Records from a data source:
»»

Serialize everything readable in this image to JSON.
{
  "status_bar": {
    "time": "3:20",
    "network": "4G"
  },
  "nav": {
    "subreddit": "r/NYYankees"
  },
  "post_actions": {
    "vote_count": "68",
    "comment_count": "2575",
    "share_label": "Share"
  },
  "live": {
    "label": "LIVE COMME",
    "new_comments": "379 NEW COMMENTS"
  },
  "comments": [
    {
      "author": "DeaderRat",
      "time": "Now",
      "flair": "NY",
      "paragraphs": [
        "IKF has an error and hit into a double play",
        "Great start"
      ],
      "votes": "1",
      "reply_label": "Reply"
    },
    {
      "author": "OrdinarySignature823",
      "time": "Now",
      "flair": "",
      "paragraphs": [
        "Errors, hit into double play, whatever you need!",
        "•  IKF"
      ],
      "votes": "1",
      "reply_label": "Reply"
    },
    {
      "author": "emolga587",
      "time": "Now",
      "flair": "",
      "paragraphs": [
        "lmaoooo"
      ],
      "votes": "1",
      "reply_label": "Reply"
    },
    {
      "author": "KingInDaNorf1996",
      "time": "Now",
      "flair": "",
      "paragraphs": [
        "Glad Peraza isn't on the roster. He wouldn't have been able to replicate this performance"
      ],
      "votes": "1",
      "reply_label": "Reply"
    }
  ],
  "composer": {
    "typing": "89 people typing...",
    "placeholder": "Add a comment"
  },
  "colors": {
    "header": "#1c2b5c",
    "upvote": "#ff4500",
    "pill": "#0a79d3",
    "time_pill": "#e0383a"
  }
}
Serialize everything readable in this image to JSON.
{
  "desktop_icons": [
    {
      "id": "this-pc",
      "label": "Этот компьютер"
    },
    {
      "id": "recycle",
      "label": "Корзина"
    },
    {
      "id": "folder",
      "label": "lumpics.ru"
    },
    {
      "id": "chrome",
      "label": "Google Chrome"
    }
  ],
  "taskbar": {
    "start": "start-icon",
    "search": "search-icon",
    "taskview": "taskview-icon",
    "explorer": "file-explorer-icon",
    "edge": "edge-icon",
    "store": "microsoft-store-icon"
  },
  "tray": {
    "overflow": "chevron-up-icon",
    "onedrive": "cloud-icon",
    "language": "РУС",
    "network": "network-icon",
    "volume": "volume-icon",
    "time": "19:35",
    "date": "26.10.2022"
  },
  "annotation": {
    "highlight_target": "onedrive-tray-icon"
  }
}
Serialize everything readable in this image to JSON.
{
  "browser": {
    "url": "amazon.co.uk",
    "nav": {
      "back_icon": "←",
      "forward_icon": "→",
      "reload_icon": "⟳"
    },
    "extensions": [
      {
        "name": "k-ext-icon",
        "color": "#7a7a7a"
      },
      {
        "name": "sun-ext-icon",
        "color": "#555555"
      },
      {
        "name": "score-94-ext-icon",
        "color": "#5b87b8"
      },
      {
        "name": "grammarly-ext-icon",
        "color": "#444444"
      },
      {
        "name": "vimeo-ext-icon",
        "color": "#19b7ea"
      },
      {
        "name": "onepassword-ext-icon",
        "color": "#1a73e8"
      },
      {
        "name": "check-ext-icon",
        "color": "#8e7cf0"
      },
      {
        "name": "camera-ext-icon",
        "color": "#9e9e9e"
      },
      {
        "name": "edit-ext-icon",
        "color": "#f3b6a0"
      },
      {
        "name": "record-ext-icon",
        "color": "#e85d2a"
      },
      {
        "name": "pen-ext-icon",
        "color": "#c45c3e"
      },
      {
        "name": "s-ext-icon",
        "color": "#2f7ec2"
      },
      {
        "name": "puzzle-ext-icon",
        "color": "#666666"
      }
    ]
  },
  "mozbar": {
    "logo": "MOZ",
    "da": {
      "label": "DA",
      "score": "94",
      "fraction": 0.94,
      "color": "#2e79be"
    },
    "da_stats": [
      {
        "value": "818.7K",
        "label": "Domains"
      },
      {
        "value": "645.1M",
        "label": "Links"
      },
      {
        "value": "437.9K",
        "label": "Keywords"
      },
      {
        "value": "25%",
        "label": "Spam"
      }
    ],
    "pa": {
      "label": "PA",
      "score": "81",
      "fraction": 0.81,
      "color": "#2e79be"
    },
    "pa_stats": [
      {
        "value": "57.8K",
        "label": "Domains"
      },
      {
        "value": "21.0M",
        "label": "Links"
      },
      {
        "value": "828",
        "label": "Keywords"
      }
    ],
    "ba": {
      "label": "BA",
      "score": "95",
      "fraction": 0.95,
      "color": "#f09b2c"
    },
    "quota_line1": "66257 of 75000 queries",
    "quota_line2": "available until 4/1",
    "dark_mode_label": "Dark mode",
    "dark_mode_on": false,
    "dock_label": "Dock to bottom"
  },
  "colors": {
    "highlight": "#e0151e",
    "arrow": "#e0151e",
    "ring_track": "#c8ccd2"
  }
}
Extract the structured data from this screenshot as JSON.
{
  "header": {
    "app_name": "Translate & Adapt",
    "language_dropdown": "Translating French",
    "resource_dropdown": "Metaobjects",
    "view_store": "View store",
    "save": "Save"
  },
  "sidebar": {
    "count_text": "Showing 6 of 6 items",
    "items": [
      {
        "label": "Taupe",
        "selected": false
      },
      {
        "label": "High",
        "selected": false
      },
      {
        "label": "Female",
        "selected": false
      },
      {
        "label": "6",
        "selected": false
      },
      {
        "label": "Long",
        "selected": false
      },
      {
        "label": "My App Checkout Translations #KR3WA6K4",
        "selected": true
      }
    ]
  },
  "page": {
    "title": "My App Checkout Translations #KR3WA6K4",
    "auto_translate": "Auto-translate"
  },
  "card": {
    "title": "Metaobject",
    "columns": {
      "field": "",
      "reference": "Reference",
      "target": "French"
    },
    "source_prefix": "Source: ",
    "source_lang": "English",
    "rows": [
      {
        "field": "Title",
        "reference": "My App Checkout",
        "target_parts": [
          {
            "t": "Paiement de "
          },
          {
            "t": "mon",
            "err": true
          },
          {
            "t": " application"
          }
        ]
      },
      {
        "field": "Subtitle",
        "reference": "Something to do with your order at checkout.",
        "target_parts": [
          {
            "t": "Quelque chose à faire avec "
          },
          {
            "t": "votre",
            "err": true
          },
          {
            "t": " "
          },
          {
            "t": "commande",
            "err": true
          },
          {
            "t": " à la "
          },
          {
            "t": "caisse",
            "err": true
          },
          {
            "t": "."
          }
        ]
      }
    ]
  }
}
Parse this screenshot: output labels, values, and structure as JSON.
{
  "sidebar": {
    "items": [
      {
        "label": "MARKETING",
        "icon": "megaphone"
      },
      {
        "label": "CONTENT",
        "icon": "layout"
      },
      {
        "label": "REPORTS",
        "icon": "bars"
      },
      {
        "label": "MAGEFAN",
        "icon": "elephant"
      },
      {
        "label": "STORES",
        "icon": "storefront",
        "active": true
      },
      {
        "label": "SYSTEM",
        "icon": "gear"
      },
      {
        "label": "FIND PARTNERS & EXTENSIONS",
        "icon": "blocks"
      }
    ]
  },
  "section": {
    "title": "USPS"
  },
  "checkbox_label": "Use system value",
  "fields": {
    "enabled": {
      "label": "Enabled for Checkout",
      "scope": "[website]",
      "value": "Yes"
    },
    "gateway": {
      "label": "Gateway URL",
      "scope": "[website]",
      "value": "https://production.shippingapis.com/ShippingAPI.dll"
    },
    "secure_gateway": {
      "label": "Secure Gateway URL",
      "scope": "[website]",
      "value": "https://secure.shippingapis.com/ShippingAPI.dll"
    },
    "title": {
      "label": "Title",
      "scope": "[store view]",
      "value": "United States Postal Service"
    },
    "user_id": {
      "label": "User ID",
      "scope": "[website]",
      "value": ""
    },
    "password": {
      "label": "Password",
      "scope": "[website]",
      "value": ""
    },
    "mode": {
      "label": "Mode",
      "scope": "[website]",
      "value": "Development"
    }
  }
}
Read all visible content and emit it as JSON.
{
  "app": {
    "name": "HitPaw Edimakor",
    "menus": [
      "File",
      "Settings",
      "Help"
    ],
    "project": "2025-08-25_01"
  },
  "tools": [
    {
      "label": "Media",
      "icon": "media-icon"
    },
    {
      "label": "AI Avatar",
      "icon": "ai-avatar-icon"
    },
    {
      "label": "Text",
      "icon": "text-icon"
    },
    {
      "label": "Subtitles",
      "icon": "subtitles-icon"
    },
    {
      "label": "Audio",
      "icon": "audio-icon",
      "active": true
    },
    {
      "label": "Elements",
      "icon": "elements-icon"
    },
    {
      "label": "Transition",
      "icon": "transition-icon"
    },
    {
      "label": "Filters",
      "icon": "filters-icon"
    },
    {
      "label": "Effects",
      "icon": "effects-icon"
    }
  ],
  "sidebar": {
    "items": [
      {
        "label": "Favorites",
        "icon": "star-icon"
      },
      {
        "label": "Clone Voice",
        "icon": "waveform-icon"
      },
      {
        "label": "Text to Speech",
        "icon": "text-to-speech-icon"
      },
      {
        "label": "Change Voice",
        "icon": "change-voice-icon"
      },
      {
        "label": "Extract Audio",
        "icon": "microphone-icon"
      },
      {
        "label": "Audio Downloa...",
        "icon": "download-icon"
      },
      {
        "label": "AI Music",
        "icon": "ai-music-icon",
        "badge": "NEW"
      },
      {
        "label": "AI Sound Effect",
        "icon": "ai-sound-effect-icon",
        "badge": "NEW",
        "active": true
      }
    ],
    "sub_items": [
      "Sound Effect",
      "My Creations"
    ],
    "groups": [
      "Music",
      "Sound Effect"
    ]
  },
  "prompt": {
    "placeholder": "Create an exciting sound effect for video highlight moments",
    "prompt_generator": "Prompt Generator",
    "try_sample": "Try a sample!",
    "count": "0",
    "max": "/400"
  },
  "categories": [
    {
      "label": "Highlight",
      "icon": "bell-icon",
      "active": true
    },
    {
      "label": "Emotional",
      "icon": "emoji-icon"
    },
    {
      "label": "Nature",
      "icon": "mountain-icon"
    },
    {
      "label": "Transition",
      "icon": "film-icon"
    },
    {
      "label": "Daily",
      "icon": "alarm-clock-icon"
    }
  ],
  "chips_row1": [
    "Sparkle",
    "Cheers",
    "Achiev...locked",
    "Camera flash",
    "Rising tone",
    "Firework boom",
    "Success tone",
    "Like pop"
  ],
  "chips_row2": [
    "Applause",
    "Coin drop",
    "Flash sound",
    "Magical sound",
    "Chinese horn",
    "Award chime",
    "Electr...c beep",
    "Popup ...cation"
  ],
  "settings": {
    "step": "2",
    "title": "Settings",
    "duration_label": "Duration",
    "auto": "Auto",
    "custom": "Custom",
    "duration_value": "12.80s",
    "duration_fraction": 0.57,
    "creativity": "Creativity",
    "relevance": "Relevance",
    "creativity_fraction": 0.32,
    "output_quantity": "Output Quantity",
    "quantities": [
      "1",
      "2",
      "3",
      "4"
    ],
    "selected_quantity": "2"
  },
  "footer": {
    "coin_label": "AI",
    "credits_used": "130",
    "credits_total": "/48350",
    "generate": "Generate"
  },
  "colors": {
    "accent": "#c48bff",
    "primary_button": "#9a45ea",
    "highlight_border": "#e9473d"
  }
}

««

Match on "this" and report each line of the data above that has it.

# [SOLUTION]
Serialize everything readable in this image to JSON.
        "Glad Peraza isn't on the roster. He wouldn't have been able to replicate this performance"
Serialize everything readable in this image to JSON.
      "id": "this-pc",
Serialize everything readable in this image to JSON.
Extract the structured data from this screenshot as JSON.
Parse this screenshot: output labels, values, and structure as JSON.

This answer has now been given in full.